According to the Overview, where opportunities for refugees to return to their homelands are “elusive,” the U.S. and its partners pursue “self-sufficiency and local integration in countries of asylum” — since “resettlement in third countries [is] a vital tool for … durable solutions.” With U.S. support, UNHCR last year referred refugees to 27 countries, and UNHCR says its 10.5 million number is “down 8 percent from a year earlier” — meaning UNHCR found a “durable solution” for nearly a million refugees last year alone. Each year, the number of UNHCR refugees decreases.

The other 4.7 million refugees are Palestinians — and every year, their number increases, since they have a separate UN organization (UNRWA) that uses a different definition of “refugee.” For Palestinians, a “refugee” includes not only people made homeless by war or political disturbance but also the descendants of such people. Once one is a Palestinian refugee, one’s children, grandchildren, and great-grandchildren become refugees, simply by virtue of being born. The status is a hereditary right (”inalienable,” as the UN likes to say).

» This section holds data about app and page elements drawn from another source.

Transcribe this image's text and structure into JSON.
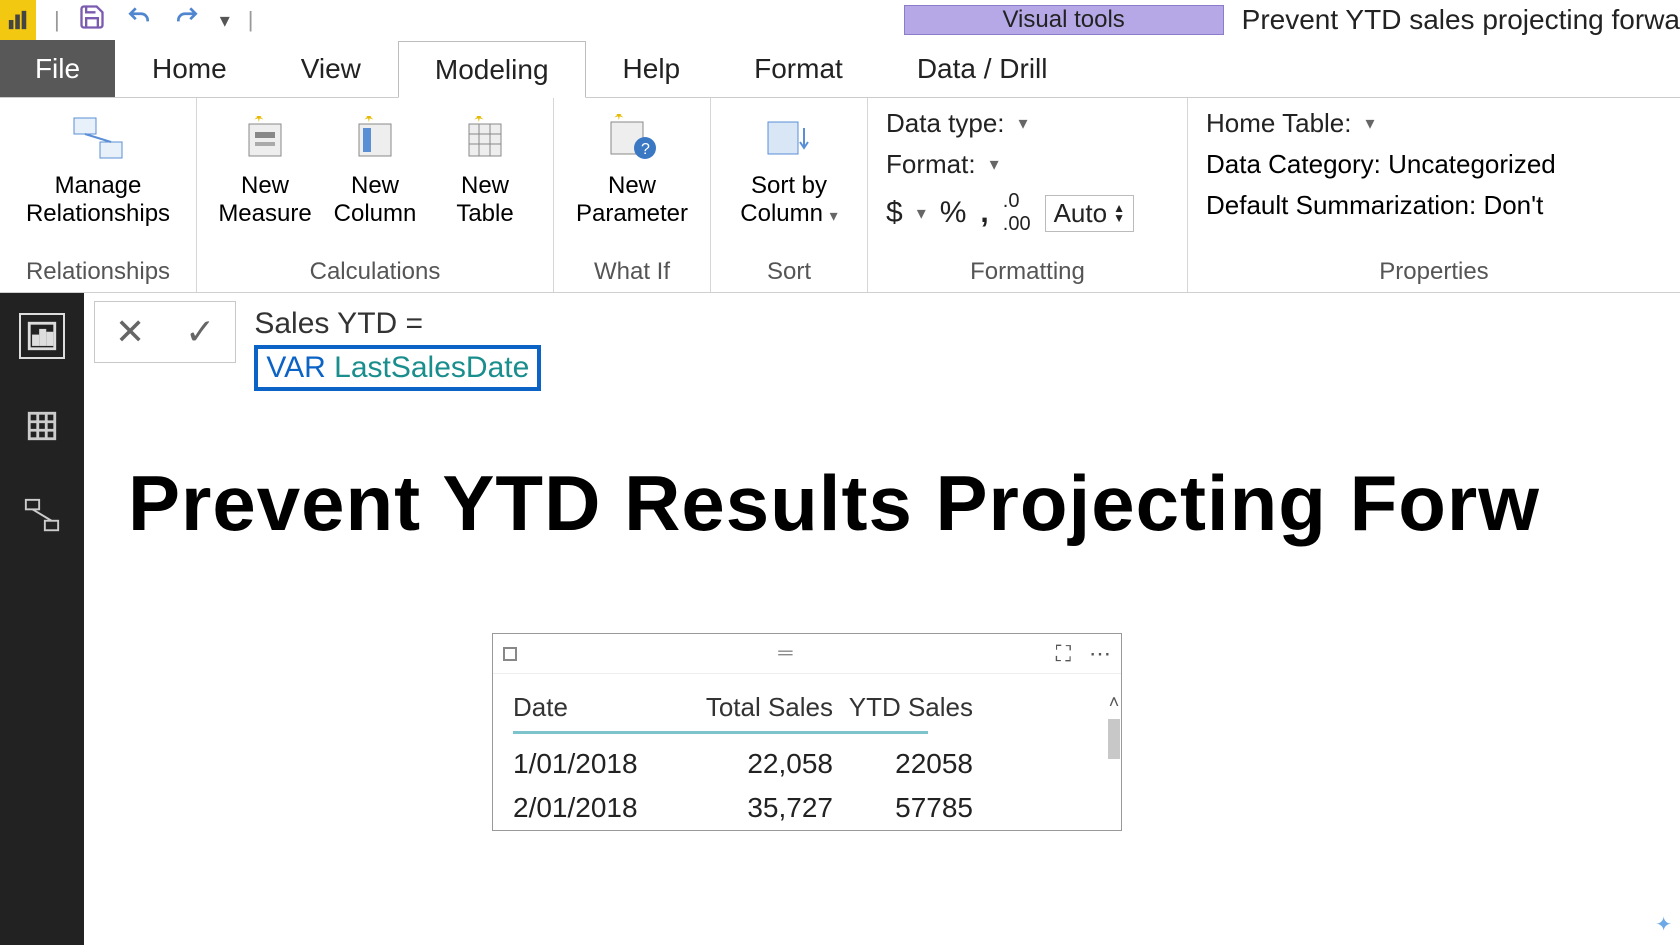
{
  "titlebar": {
    "visual_tools": "Visual tools",
    "doc_title": "Prevent YTD sales projecting forwa"
  },
  "tabs": {
    "file": "File",
    "home": "Home",
    "view": "View",
    "modeling": "Modeling",
    "help": "Help",
    "format": "Format",
    "data_drill": "Data / Drill"
  },
  "ribbon": {
    "relationships": {
      "manage": "Manage\nRelationships",
      "group": "Relationships"
    },
    "calculations": {
      "measure": "New\nMeasure",
      "column": "New\nColumn",
      "table": "New\nTable",
      "group": "Calculations"
    },
    "whatif": {
      "param": "New\nParameter",
      "group": "What If"
    },
    "sort": {
      "sort": "Sort by\nColumn",
      "group": "Sort"
    },
    "formatting": {
      "data_type": "Data type:",
      "format": "Format:",
      "auto": "Auto",
      "group": "Formatting"
    },
    "properties": {
      "home_table": "Home Table:",
      "data_category": "Data Category: Uncategorized",
      "default_sum": "Default Summarization: Don't",
      "group": "Properties"
    }
  },
  "formula": {
    "line1": "Sales YTD =",
    "kw": "VAR",
    "ident": "LastSalesDate"
  },
  "report": {
    "title": "Prevent YTD Results Projecting Forw"
  },
  "table": {
    "headers": [
      "Date",
      "Total Sales",
      "YTD Sales"
    ],
    "rows": [
      {
        "date": "1/01/2018",
        "total": "22,058",
        "ytd": "22058"
      },
      {
        "date": "2/01/2018",
        "total": "35,727",
        "ytd": "57785"
      }
    ]
  },
  "icons": {
    "currency": "$",
    "percent": "%",
    "comma": ",",
    "decimals": ".00",
    "focus": "⇱",
    "more": "⋯"
  }
}
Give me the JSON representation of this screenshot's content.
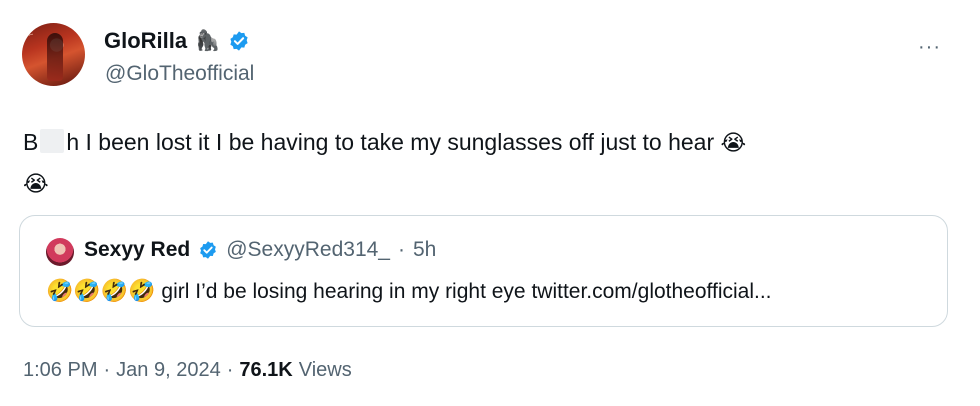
{
  "author": {
    "name": "GloRilla",
    "name_emoji": "🦍",
    "handle": "@GloTheofficial"
  },
  "more_label": "···",
  "tweet": {
    "text_start": "B",
    "text_rest": "h I been lost it I be having to take my sunglasses off just to hear",
    "emoji_1": "😭",
    "emoji_2": "😭"
  },
  "quote": {
    "name": "Sexyy Red",
    "handle": "@SexyyRed314_",
    "separator": "·",
    "time": "5h",
    "emojis": "🤣🤣🤣🤣",
    "text": "girl I’d be losing hearing in my right eye twitter.com/glotheofficial..."
  },
  "meta": {
    "time": "1:06 PM",
    "dot1": "·",
    "date": "Jan 9, 2024",
    "dot2": "·",
    "views_count": "76.1K",
    "views_label": "Views"
  },
  "colors": {
    "verified": "#1d9bf0",
    "secondary_text": "#536471",
    "border": "#cfd9de"
  }
}
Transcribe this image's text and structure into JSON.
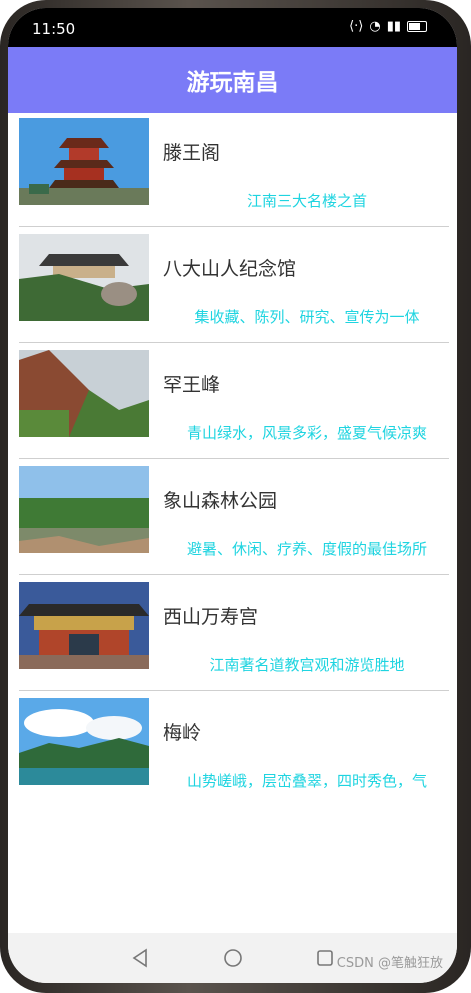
{
  "status": {
    "time": "11:50"
  },
  "header": {
    "title": "游玩南昌"
  },
  "items": [
    {
      "name": "滕王阁",
      "desc": "江南三大名楼之首"
    },
    {
      "name": "八大山人纪念馆",
      "desc": "集收藏、陈列、研究、宣传为一体"
    },
    {
      "name": "罕王峰",
      "desc": "青山绿水，风景多彩，盛夏气候凉爽"
    },
    {
      "name": "象山森林公园",
      "desc": "避暑、休闲、疗养、度假的最佳场所"
    },
    {
      "name": "西山万寿宫",
      "desc": "江南著名道教宫观和游览胜地"
    },
    {
      "name": "梅岭",
      "desc": "山势嵯峨，层峦叠翠，四时秀色，气"
    }
  ],
  "watermark": "CSDN @笔触狂放",
  "colors": {
    "appbar": "#7b7bf7",
    "desc_text": "#1fd4e0"
  }
}
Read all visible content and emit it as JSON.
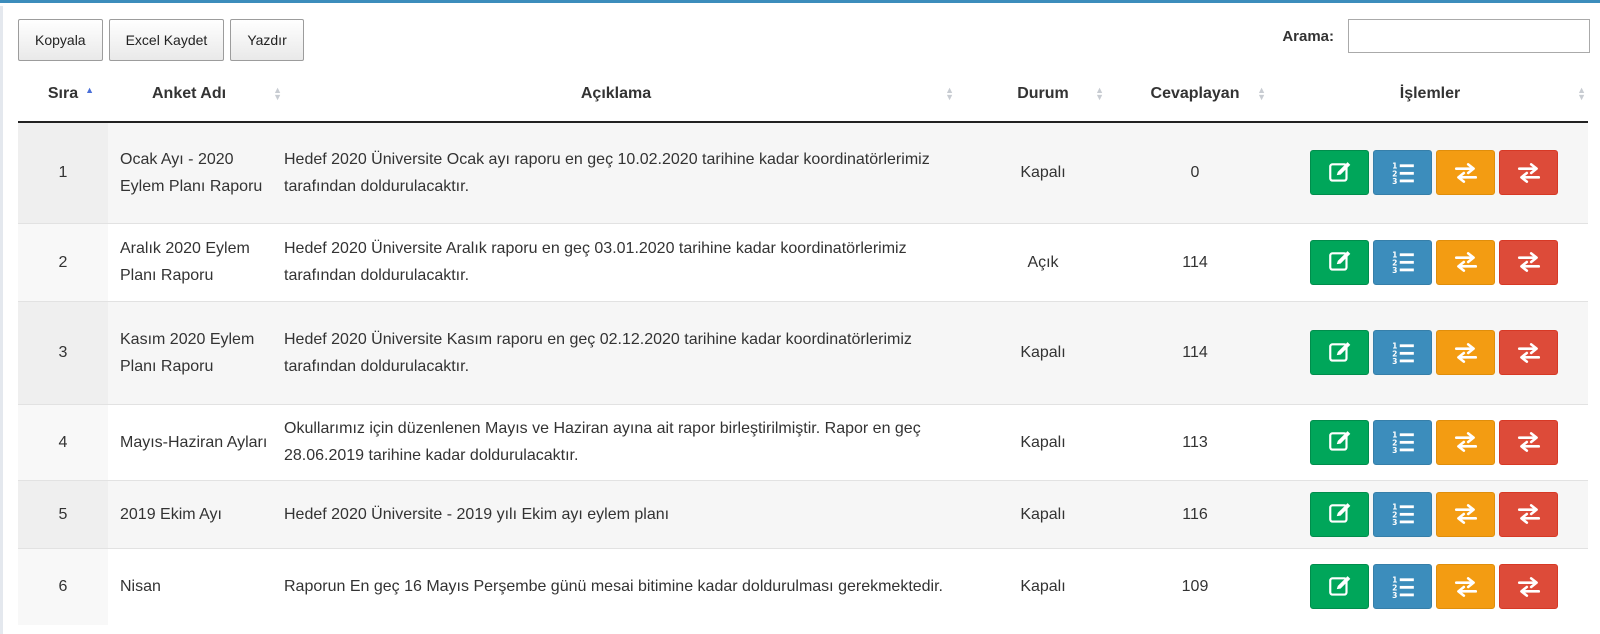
{
  "toolbar": {
    "copy_label": "Kopyala",
    "excel_label": "Excel Kaydet",
    "print_label": "Yazdır"
  },
  "search": {
    "label": "Arama:",
    "value": ""
  },
  "table": {
    "headers": {
      "no": "Sıra",
      "name": "Anket Adı",
      "description": "Açıklama",
      "status": "Durum",
      "respondents": "Cevaplayan",
      "actions": "İşlemler"
    },
    "sorted_column": "no",
    "sort_direction": "asc",
    "rows": [
      {
        "no": "1",
        "name": "Ocak Ayı - 2020 Eylem Planı Raporu",
        "description": "Hedef 2020 Üniversite Ocak ayı raporu en geç 10.02.2020 tarihine kadar koordinatörlerimiz tarafından doldurulacaktır.",
        "status": "Kapalı",
        "respondents": "0"
      },
      {
        "no": "2",
        "name": "Aralık 2020 Eylem Planı Raporu",
        "description": "Hedef 2020 Üniversite Aralık raporu en geç 03.01.2020 tarihine kadar koordinatörlerimiz tarafından doldurulacaktır.",
        "status": "Açık",
        "respondents": "114"
      },
      {
        "no": "3",
        "name": "Kasım 2020 Eylem Planı Raporu",
        "description": "Hedef 2020 Üniversite Kasım raporu en geç 02.12.2020 tarihine kadar koordinatörlerimiz tarafından doldurulacaktır.",
        "status": "Kapalı",
        "respondents": "114"
      },
      {
        "no": "4",
        "name": "Mayıs-Haziran Ayları",
        "description": "Okullarımız için düzenlenen Mayıs ve Haziran ayına ait rapor birleştirilmiştir. Rapor en geç 28.06.2019 tarihine kadar doldurulacaktır.",
        "status": "Kapalı",
        "respondents": "113"
      },
      {
        "no": "5",
        "name": "2019 Ekim Ayı",
        "description": "Hedef 2020 Üniversite - 2019 yılı Ekim ayı eylem planı",
        "status": "Kapalı",
        "respondents": "116"
      },
      {
        "no": "6",
        "name": "Nisan",
        "description": "Raporun En geç 16 Mayıs Perşembe günü mesai bitimine kadar doldurulması gerekmektedir.",
        "status": "Kapalı",
        "respondents": "109"
      }
    ]
  },
  "action_icons": [
    "edit-icon",
    "numbered-list-icon",
    "transfer-arrows-icon",
    "transfer-arrows-icon"
  ],
  "colors": {
    "accent": "#3c8dbc",
    "edit": "#00a65a",
    "list": "#3c8dbc",
    "orange": "#f39c12",
    "red": "#dd4b39"
  }
}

Since the opportunities to “return” to Israel are “elusive” (the vast majority of the 4.7 million refugees never lived in Israel in the first place, so the word “return” is itself inapposite) and since no one is working on the “durable solutions” used for the rest of the world’s refugees, the number of refugees simply increases every year. It was about 700,000 in 1948 — and is nearly seven times that number today, by definition.

Most of the 4.7 million refugees live in Jordan, Lebanon, and Syria — Arab countries that for more than 60 years have refused to resettle their Arab brothers and sisters, including the ones who have lived there all their lives. In Lebanon, they lack not only the right of citizenship but even such basic human rights as the ability to own property or attend school. Assistance is provided by UNRWA, which each year makes “emergency appeals” for its growing number of “refugees” housed in squalid camps.

The special Palestinian definition is applied in a one-sided manner: if the term “refugee” includes the descendants of Palestinians, then the descendants of the 856,000 Jews expelled from Arab countries as a result of the 1948 war are also “refugees” – but none of them has been compensated for the family homes and properties taken by the Arab states; nor has Israel been compensated for resettling those refugees; nor can they or the 1 percent of Israel’s population killed in the 1948 war (the demographic equivalent of 3 million Americans today) be given a “right of return.”

The Arabs bear the historical and moral responsibility for the refugees their war created: there would not have been a single Palestinian refugee if the Arabs had accepted the UN’s 1947 two-state solution; and there would be few if any Palestinian refugees today — under any definition — if the Arab states were required to provide the “durable solutions” that decency demands. The tragic irony is that the internationally funded culture of dependency run by UNRWA is now itself the biggest barrier to any realistic peace process, as Michael Bernstam argues in his compelling article in the December issue of COMMENTARY, “The Palestinian Proletariat.”

Rick Richman

Copyright - Original materials copyright (c) by the authors.

No comments:

Post a Comment